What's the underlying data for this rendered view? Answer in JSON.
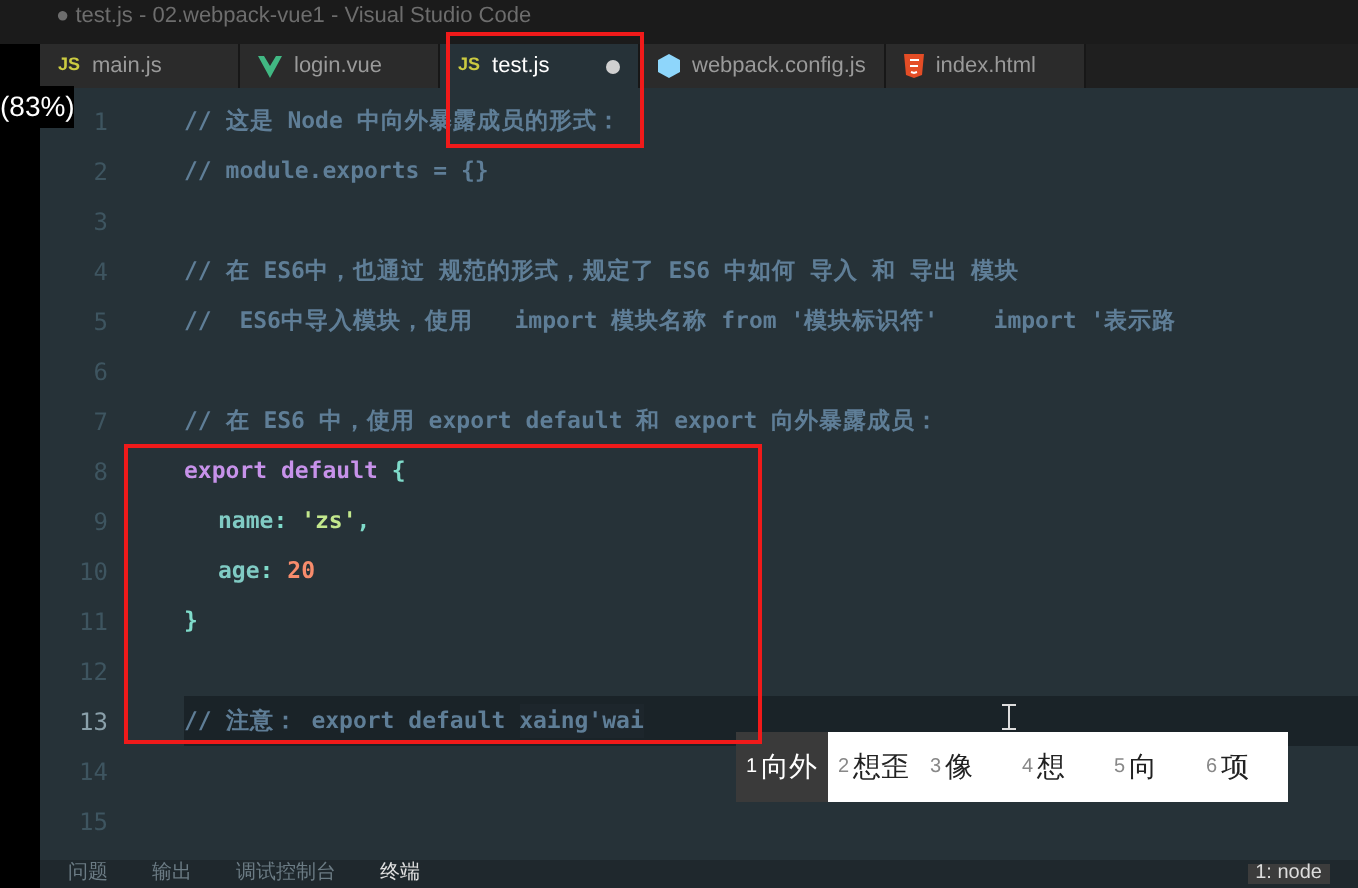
{
  "window": {
    "title": "● test.js - 02.webpack-vue1 - Visual Studio Code"
  },
  "zoom_label": "(83%)",
  "tabs": [
    {
      "label": "main.js",
      "kind": "js",
      "icon_text": "JS",
      "selected": false,
      "dirty": false
    },
    {
      "label": "login.vue",
      "kind": "vue",
      "selected": false,
      "dirty": false
    },
    {
      "label": "test.js",
      "kind": "js",
      "icon_text": "JS",
      "selected": true,
      "dirty": true
    },
    {
      "label": "webpack.config.js",
      "kind": "config",
      "selected": false,
      "dirty": false
    },
    {
      "label": "index.html",
      "kind": "html",
      "selected": false,
      "dirty": false
    }
  ],
  "editor": {
    "lines": [
      {
        "number": "1",
        "current": false,
        "tokens": [
          {
            "kind": "comment",
            "text": "// 这是 Node 中向外暴露成员的形式："
          }
        ]
      },
      {
        "number": "2",
        "current": false,
        "tokens": [
          {
            "kind": "comment",
            "text": "// module.exports = {}"
          }
        ]
      },
      {
        "number": "3",
        "current": false
      },
      {
        "number": "4",
        "current": false,
        "tokens": [
          {
            "kind": "comment",
            "text": "// 在 ES6中，也通过 规范的形式，规定了 ES6 中如何 导入 和 导出 模块"
          }
        ]
      },
      {
        "number": "5",
        "current": false,
        "tokens": [
          {
            "kind": "comment",
            "text": "//  ES6中导入模块，使用   import 模块名称 from '模块标识符'    import '表示路"
          }
        ]
      },
      {
        "number": "6",
        "current": false
      },
      {
        "number": "7",
        "current": false,
        "tokens": [
          {
            "kind": "comment",
            "text": "// 在 ES6 中，使用 export default 和 export 向外暴露成员："
          }
        ]
      },
      {
        "number": "8",
        "current": false,
        "tokens": [
          {
            "kind": "keyword",
            "text": "export default "
          },
          {
            "kind": "punct",
            "text": "{"
          }
        ]
      },
      {
        "number": "9",
        "current": false,
        "indented": true,
        "tokens": [
          {
            "kind": "prop",
            "text": "name"
          },
          {
            "kind": "punct",
            "text": ": "
          },
          {
            "kind": "string",
            "text": "'zs'"
          },
          {
            "kind": "punct",
            "text": ","
          }
        ]
      },
      {
        "number": "10",
        "current": false,
        "indented": true,
        "tokens": [
          {
            "kind": "prop",
            "text": "age"
          },
          {
            "kind": "punct",
            "text": ": "
          },
          {
            "kind": "number",
            "text": "20"
          }
        ]
      },
      {
        "number": "11",
        "current": false,
        "tokens": [
          {
            "kind": "punct",
            "text": "}"
          }
        ]
      },
      {
        "number": "12",
        "current": false
      },
      {
        "number": "13",
        "current": true,
        "tokens": [
          {
            "kind": "comment",
            "text": "// 注意： export default "
          },
          {
            "kind": "composing",
            "text": "xaing'wai"
          }
        ]
      },
      {
        "number": "14",
        "current": false
      },
      {
        "number": "15",
        "current": false
      }
    ]
  },
  "ime_candidates": [
    {
      "index": "1",
      "text": "向外",
      "selected": true
    },
    {
      "index": "2",
      "text": "想歪",
      "selected": false
    },
    {
      "index": "3",
      "text": "像",
      "selected": false
    },
    {
      "index": "4",
      "text": "想",
      "selected": false
    },
    {
      "index": "5",
      "text": "向",
      "selected": false
    },
    {
      "index": "6",
      "text": "项",
      "selected": false
    }
  ],
  "panel_tabs": [
    {
      "label": "问题",
      "selected": false
    },
    {
      "label": "输出",
      "selected": false
    },
    {
      "label": "调试控制台",
      "selected": false
    },
    {
      "label": "终端",
      "selected": true
    }
  ],
  "terminal_select": "1: node"
}
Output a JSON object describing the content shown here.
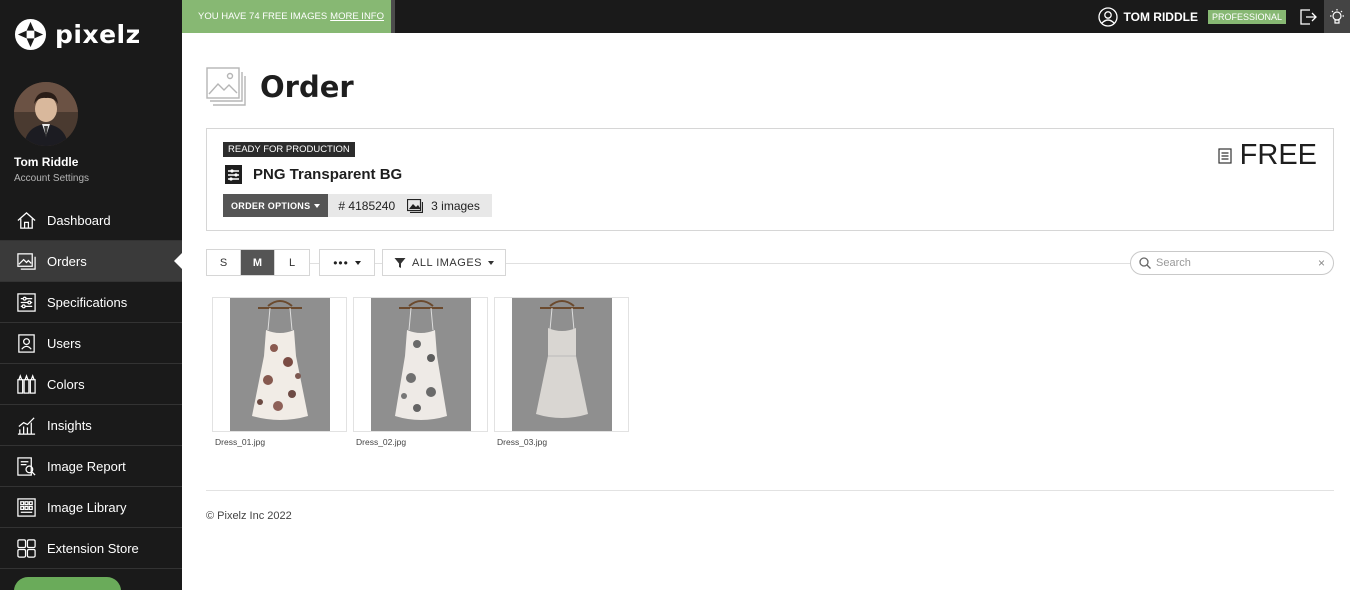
{
  "app": {
    "logo_text": "pixelz"
  },
  "user": {
    "name": "Tom Riddle",
    "account_link": "Account Settings"
  },
  "nav": {
    "items": [
      {
        "label": "Dashboard",
        "icon": "home-icon",
        "active": false
      },
      {
        "label": "Orders",
        "icon": "image-stack-icon",
        "active": true
      },
      {
        "label": "Specifications",
        "icon": "sliders-icon",
        "active": false
      },
      {
        "label": "Users",
        "icon": "user-card-icon",
        "active": false
      },
      {
        "label": "Colors",
        "icon": "paint-tubes-icon",
        "active": false
      },
      {
        "label": "Insights",
        "icon": "chart-icon",
        "active": false
      },
      {
        "label": "Image Report",
        "icon": "report-search-icon",
        "active": false
      },
      {
        "label": "Image Library",
        "icon": "grid-library-icon",
        "active": false
      },
      {
        "label": "Extension Store",
        "icon": "extensions-icon",
        "active": false
      }
    ]
  },
  "topbar": {
    "promo_text": "YOU HAVE 74 FREE IMAGES",
    "promo_link": "MORE INFO",
    "user_name": "TOM RIDDLE",
    "plan_badge": "PROFESSIONAL"
  },
  "page": {
    "title": "Order"
  },
  "order": {
    "status": "READY FOR PRODUCTION",
    "product": "PNG Transparent BG",
    "options_label": "ORDER OPTIONS",
    "order_id": "# 4185240",
    "image_count": "3 images",
    "price": "FREE"
  },
  "toolbar": {
    "sizes": [
      "S",
      "M",
      "L"
    ],
    "active_size": "M",
    "more_label": "•••",
    "filter_label": "ALL IMAGES",
    "search_placeholder": "Search",
    "clear_label": "×"
  },
  "images": [
    {
      "filename": "Dress_01.jpg"
    },
    {
      "filename": "Dress_02.jpg"
    },
    {
      "filename": "Dress_03.jpg"
    }
  ],
  "footer": {
    "copyright": "© Pixelz Inc 2022"
  },
  "colors": {
    "sidebar_bg": "#1a1a1a",
    "accent_green": "#87b873",
    "active_nav": "#3a3a3a"
  }
}
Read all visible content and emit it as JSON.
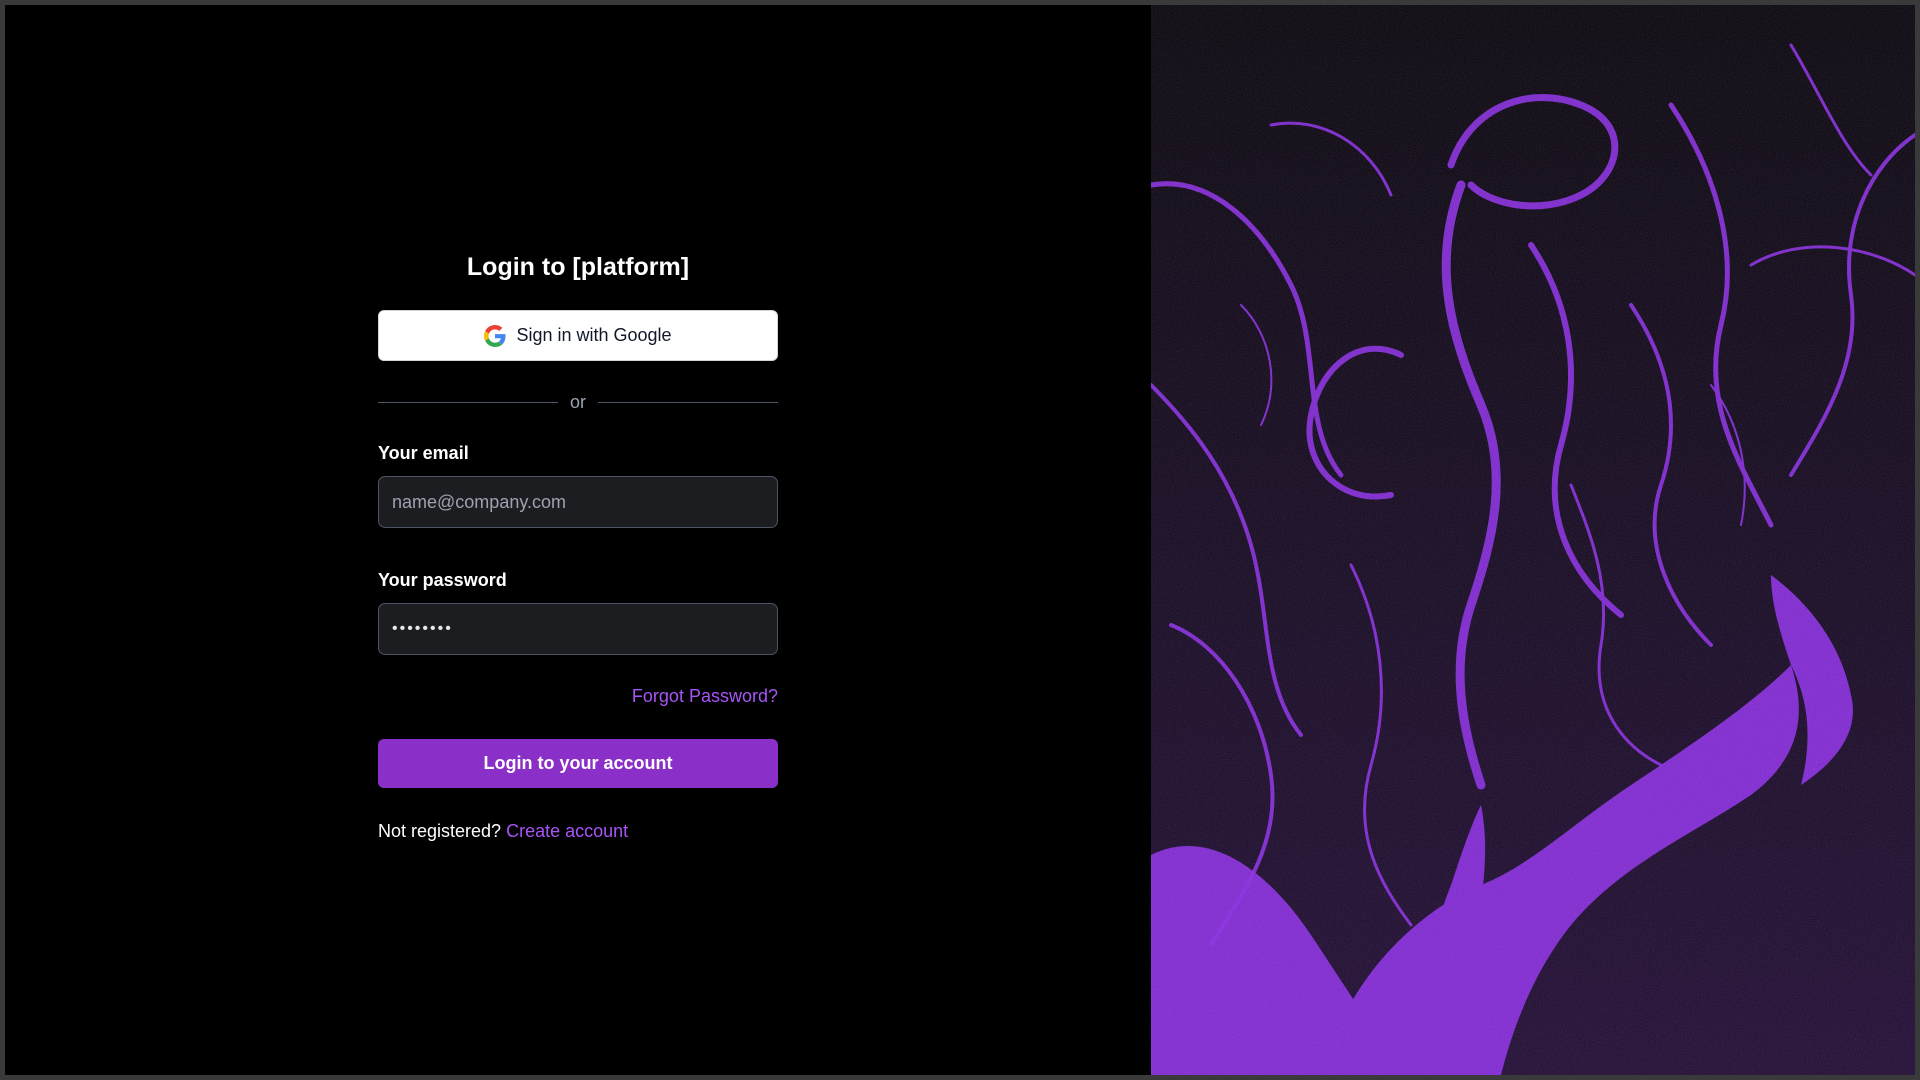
{
  "login": {
    "title": "Login to [platform]",
    "google_button_label": "Sign in with Google",
    "divider_text": "or",
    "email_label": "Your email",
    "email_placeholder": "name@company.com",
    "email_value": "",
    "password_label": "Your password",
    "password_value": "••••••••",
    "forgot_password_link": "Forgot Password?",
    "submit_button_label": "Login to your account",
    "register_prompt": "Not registered?",
    "register_link": "Create account"
  },
  "icons": {
    "google": "google-g-logo"
  },
  "colors": {
    "background": "#000000",
    "accent": "#8b2fc9",
    "link": "#a855f7",
    "input_background": "#1c1d21",
    "art_purple": "#8a2be2"
  }
}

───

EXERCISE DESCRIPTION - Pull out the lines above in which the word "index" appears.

EXERCISE RESULT -
      "label": "index.html",
      "index": "1",
      "index": "2",
      "index": "3",
      "index": "4",
      "index": "5",
      "index": "6",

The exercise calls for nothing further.